The increasing production was accompanied by lower CapEx. Gulfport did not report its CapEx in the production news release, but analysts estimated that Gulfport spent $555 million on CapEx in 2016, about 26% less than the $747 million it spent in 2015, according to S&P Global Market Intelligence data.

Gulfport shares lost 12% in 2016, a rebuilding year for most Appalachian shale drillers, and the producer remains vulnerable to delays in pipeline construction out of the shale, analysts said.

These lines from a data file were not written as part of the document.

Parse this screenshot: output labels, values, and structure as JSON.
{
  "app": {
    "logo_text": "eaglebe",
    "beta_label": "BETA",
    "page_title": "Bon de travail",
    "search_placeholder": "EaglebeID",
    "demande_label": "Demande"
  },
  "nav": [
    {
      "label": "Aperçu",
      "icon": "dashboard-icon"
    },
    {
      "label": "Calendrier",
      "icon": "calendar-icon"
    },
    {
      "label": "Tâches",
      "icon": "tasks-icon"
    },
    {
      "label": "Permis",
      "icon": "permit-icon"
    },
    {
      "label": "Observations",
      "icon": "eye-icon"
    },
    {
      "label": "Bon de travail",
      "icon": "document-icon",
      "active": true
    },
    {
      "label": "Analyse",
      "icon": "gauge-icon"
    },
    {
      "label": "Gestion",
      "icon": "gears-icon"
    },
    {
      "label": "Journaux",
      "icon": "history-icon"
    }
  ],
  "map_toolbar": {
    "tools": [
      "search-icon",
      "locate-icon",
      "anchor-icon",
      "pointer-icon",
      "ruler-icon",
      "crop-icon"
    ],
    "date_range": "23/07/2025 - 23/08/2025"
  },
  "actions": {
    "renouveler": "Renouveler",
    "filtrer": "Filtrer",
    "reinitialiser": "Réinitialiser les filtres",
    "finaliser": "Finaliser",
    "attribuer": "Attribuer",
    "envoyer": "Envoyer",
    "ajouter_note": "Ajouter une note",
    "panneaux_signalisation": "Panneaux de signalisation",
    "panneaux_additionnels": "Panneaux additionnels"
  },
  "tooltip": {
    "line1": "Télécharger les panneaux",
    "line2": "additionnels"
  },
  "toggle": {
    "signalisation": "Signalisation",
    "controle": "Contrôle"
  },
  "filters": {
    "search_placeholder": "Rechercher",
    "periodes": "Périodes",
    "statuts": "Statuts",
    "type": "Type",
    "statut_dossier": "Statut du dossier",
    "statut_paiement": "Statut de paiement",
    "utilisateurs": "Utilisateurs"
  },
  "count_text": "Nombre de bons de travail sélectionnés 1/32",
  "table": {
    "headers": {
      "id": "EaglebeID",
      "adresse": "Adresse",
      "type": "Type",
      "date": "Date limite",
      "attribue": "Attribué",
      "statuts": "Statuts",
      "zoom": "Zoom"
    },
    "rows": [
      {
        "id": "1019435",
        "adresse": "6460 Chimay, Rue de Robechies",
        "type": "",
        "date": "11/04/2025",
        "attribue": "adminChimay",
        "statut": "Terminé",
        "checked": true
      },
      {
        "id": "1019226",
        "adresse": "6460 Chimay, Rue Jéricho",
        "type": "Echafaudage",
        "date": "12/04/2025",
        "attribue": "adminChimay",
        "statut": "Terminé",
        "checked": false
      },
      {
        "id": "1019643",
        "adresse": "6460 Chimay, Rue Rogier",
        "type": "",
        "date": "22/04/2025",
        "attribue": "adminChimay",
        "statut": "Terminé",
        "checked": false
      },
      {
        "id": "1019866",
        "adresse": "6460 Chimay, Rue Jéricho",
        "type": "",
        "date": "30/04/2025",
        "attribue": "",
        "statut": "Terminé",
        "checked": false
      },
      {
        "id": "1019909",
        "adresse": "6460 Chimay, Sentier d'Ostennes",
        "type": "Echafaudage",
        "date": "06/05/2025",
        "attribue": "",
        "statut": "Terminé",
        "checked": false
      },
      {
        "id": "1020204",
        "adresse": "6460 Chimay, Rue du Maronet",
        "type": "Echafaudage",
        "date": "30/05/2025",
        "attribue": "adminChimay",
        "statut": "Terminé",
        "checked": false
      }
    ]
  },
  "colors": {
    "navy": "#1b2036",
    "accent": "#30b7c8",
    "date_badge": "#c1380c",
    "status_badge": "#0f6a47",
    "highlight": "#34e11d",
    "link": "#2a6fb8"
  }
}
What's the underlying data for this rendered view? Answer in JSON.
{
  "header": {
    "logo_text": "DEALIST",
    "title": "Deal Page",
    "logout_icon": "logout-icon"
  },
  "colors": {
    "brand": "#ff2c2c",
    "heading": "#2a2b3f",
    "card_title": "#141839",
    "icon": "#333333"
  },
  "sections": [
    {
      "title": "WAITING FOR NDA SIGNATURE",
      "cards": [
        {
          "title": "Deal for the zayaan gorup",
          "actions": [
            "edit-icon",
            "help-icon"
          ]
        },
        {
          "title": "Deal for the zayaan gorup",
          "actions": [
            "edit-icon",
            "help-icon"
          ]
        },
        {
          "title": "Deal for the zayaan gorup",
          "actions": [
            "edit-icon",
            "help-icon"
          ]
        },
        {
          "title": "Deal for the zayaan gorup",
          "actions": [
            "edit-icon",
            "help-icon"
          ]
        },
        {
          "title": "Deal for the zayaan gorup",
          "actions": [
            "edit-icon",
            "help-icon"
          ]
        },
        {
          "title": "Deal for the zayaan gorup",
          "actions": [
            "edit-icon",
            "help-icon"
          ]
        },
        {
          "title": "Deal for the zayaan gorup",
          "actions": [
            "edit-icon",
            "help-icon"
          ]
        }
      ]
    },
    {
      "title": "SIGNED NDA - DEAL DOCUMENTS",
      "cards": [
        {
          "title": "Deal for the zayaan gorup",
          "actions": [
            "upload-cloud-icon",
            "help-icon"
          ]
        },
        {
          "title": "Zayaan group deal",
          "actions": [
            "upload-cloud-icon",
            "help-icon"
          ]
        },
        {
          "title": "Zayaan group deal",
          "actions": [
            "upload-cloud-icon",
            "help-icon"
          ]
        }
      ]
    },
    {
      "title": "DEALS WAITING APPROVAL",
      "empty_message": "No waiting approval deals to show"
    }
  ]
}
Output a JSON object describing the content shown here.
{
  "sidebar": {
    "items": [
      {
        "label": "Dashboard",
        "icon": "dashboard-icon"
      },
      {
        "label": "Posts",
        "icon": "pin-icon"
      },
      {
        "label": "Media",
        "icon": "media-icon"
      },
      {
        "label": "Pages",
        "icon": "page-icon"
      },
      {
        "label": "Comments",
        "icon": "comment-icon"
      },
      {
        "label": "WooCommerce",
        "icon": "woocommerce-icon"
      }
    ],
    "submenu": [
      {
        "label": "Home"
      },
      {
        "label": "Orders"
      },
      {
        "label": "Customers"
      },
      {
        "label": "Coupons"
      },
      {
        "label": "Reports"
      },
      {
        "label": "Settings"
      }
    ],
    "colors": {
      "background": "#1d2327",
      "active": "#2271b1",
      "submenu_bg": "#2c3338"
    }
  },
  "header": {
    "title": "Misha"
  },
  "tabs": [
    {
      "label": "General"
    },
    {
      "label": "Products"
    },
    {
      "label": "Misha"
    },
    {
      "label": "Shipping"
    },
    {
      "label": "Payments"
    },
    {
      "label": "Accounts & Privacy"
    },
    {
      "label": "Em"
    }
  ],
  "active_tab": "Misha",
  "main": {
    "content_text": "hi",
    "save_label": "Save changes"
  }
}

It has committed 150,000 MMBtu/d, 16% of anticipated 2017 production, to Energy Transfer Partners LP's Rover pipeline westbound out of Ohio's Utica Shale, but Rover is still waiting for permits to finish the line, which is scheduled to open in July.

"Gulfport faces natural gas takeaway risk," Mizuho Securities USA Inc. analyst Timothy Rezvan told his clients in a note after the announcement. "Near-term production growth has been limited by a lack of compression on gas gathering lines and interstate pipelines. Uncertainty on the duration of this issue creates some uncertainty on production growth. Gulfport is also reliant on the build-out of several interstate pipelines to take its Appalachia gas to markets providing stronger pricing. A significant delay in one or more projects could impact near-term growth, although the depth of the company's firm takeaway portfolio should be able to absorb some delays."

Nonetheless, Gulfport is a top pick for longtime shale gas analyst Gabriele Sorbara at Williams Capital Group LP because it is trading at a discount to his $32 price target. "[Gulfport] remains on our top picks list given the valuation discount with operational catalysts ahead in 2017," Sorbara told clients. "We believe [Gulfport] is well positioned in the Utica shale (~213,000 net acres, of which ~72% is in the dry gas window) with diversification in SCOOP play in Oklahoma (~46,400 net acres) following the recent acquisition."